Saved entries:
----------
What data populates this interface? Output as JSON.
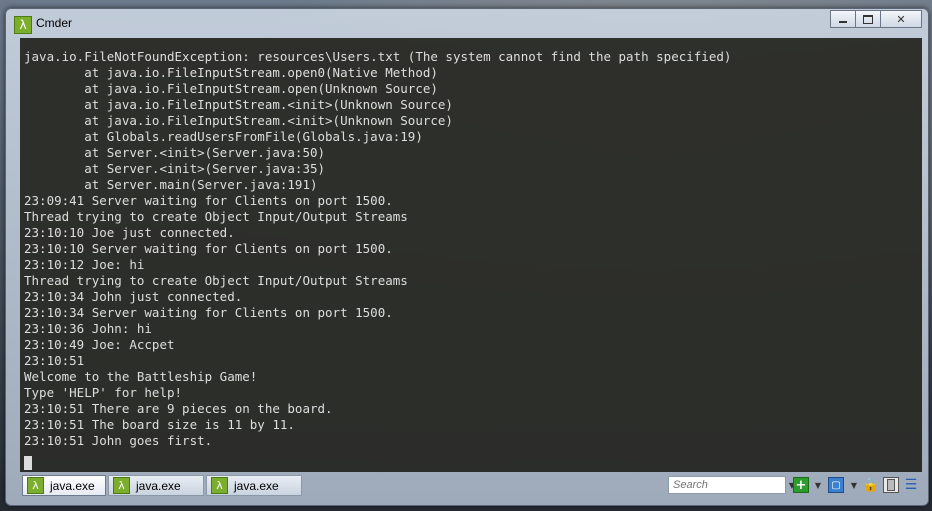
{
  "window": {
    "title": "Cmder",
    "app_icon_glyph": "λ"
  },
  "controls": {
    "minimize_icon": "minimize-icon",
    "maximize_icon": "maximize-icon",
    "close_glyph": "✕"
  },
  "terminal": {
    "lines": [
      "java.io.FileNotFoundException: resources\\Users.txt (The system cannot find the path specified)",
      "        at java.io.FileInputStream.open0(Native Method)",
      "        at java.io.FileInputStream.open(Unknown Source)",
      "        at java.io.FileInputStream.<init>(Unknown Source)",
      "        at java.io.FileInputStream.<init>(Unknown Source)",
      "        at Globals.readUsersFromFile(Globals.java:19)",
      "        at Server.<init>(Server.java:50)",
      "        at Server.<init>(Server.java:35)",
      "        at Server.main(Server.java:191)",
      "23:09:41 Server waiting for Clients on port 1500.",
      "Thread trying to create Object Input/Output Streams",
      "23:10:10 Joe just connected.",
      "23:10:10 Server waiting for Clients on port 1500.",
      "23:10:12 Joe: hi",
      "Thread trying to create Object Input/Output Streams",
      "23:10:34 John just connected.",
      "23:10:34 Server waiting for Clients on port 1500.",
      "23:10:36 John: hi",
      "23:10:49 Joe: Accpet",
      "23:10:51",
      "Welcome to the Battleship Game!",
      "Type 'HELP' for help!",
      "23:10:51 There are 9 pieces on the board.",
      "23:10:51 The board size is 11 by 11.",
      "23:10:51 John goes first."
    ]
  },
  "tabs": [
    {
      "label": "java.exe",
      "icon": "λ",
      "active": true
    },
    {
      "label": "java.exe",
      "icon": "λ",
      "active": false
    },
    {
      "label": "java.exe",
      "icon": "λ",
      "active": false
    }
  ],
  "toolbar": {
    "search_placeholder": "Search",
    "plus_glyph": "+",
    "dropdown_glyph": "▼",
    "split_glyph": "▢",
    "lock_glyph": "🔒",
    "menu_glyph": "☰"
  }
}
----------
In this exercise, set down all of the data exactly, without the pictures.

Result of this task:
What data populates this interface? Output as JSON.
{
  "window": {
    "title": "Cmder",
    "app_icon_glyph": "λ"
  },
  "controls": {
    "minimize_icon": "minimize-icon",
    "maximize_icon": "maximize-icon",
    "close_glyph": "✕"
  },
  "terminal": {
    "lines": [
      "java.io.FileNotFoundException: resources\\Users.txt (The system cannot find the path specified)",
      "        at java.io.FileInputStream.open0(Native Method)",
      "        at java.io.FileInputStream.open(Unknown Source)",
      "        at java.io.FileInputStream.<init>(Unknown Source)",
      "        at java.io.FileInputStream.<init>(Unknown Source)",
      "        at Globals.readUsersFromFile(Globals.java:19)",
      "        at Server.<init>(Server.java:50)",
      "        at Server.<init>(Server.java:35)",
      "        at Server.main(Server.java:191)",
      "23:09:41 Server waiting for Clients on port 1500.",
      "Thread trying to create Object Input/Output Streams",
      "23:10:10 Joe just connected.",
      "23:10:10 Server waiting for Clients on port 1500.",
      "23:10:12 Joe: hi",
      "Thread trying to create Object Input/Output Streams",
      "23:10:34 John just connected.",
      "23:10:34 Server waiting for Clients on port 1500.",
      "23:10:36 John: hi",
      "23:10:49 Joe: Accpet",
      "23:10:51",
      "Welcome to the Battleship Game!",
      "Type 'HELP' for help!",
      "23:10:51 There are 9 pieces on the board.",
      "23:10:51 The board size is 11 by 11.",
      "23:10:51 John goes first."
    ]
  },
  "tabs": [
    {
      "label": "java.exe",
      "icon": "λ",
      "active": true
    },
    {
      "label": "java.exe",
      "icon": "λ",
      "active": false
    },
    {
      "label": "java.exe",
      "icon": "λ",
      "active": false
    }
  ],
  "toolbar": {
    "search_placeholder": "Search",
    "plus_glyph": "+",
    "dropdown_glyph": "▼",
    "split_glyph": "▢",
    "lock_glyph": "🔒",
    "menu_glyph": "☰"
  }
}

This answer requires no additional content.